Foreign Secretary James Cleverly survived throwing his weight behind the soon-to-be-doomed Prime Minister Liz Truss.
Mr Cleverly, an army reservist, was a junior Foreign Office minister moved to education temporarily in the final days of Boris Johnson’s time at Number 10.
Mr Cleverly, 54, grew up in South London but had a frustrating time trying to make it as a Conservative in the Labour-supporting borough of Lewisham.
He was defeated in bids to be mayor of Lewisham, MP for Lewisham East and a member of Lewisham Council.
Eventually he did make it into the London Assembly but ultimately he decided to pursue his political fortunes at Westminster.
He entered Parliament in 2015 as the member for Braintree, east of London, where his pro-Brexit views went down well with constituents.
At the height of the Brexit deadlock in 2019, he briefly threw his hat in the ring for the Tory leadership but withdrew from the race within days, acknowledging MPs were not ready to make a “leap of faith” on a relatively junior MP.
Mr Cleverly joined the cabinet as party chairman after Mr Johnson won the leadership contest.
He was moved to a junior Foreign Office post with the Middle East and North Africa brief that included responsibility for dealing with Iran over the detention of Nazanin Zaghari-Ratcliffe and responding to the Taliban’s capture of Afghanistan.
In this role, Mr Cleverly travelled to the Middle East several times, including to the UAE, Kuwait, Oman and Qatar, and in 2020 he described Britain’s ties with the Gulf as their strongest ever.
He was in Bahrain when the country appointed its first ambassador to Israel under the Abraham Accords, later describing it as “genuinely a joyous occasion”.
Mr Cleverly celebrated Ms Zaghari-Ratcliffe’s release after long negotiations in March and defended the government’s payment of a £400 million ($462m) debt to Iran, insisting it would not be used to fund terrorism.

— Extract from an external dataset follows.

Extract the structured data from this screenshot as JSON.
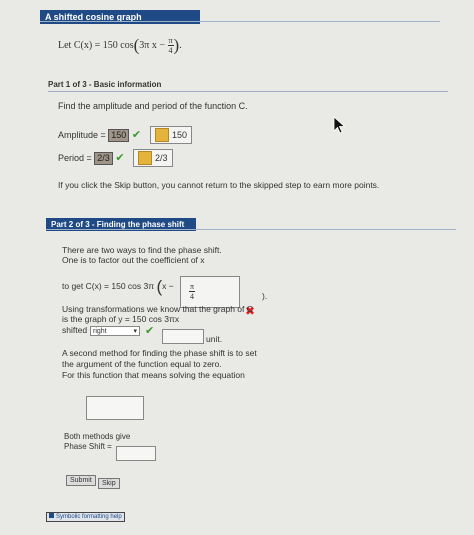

His defence of Britain’s withdrawal from Afghanistan led to a stormy encounter with voters on the BBC's Question Time, in which he was criticised for advising people to turn to charity for help, with one viewer saying: “How dare you?”
His brief was widened to include international security and development.
During his time overseeing development, Britain hosted an education conference at which $4 billion was raised from donors to prevent what Mr Cleverly called a “lost generation of girls” being left without schooling by the pandemic.
His early support of Ms Truss helped temporarily answer some of the questions over her ability – but when her budget plans sent the economy into a tailspin she was out and he was able to stay in the job she had promoted him to.
Mr Sunak promised when he became prime minster that foreign policy would be pursue “respectful, mature relationships” with Europe after years of tensions. He also promised to strengthen ties in the Indo-Pacific.
In the last year, Mr Cleverly has adopted softer language on Europe and is just back from a trip to China.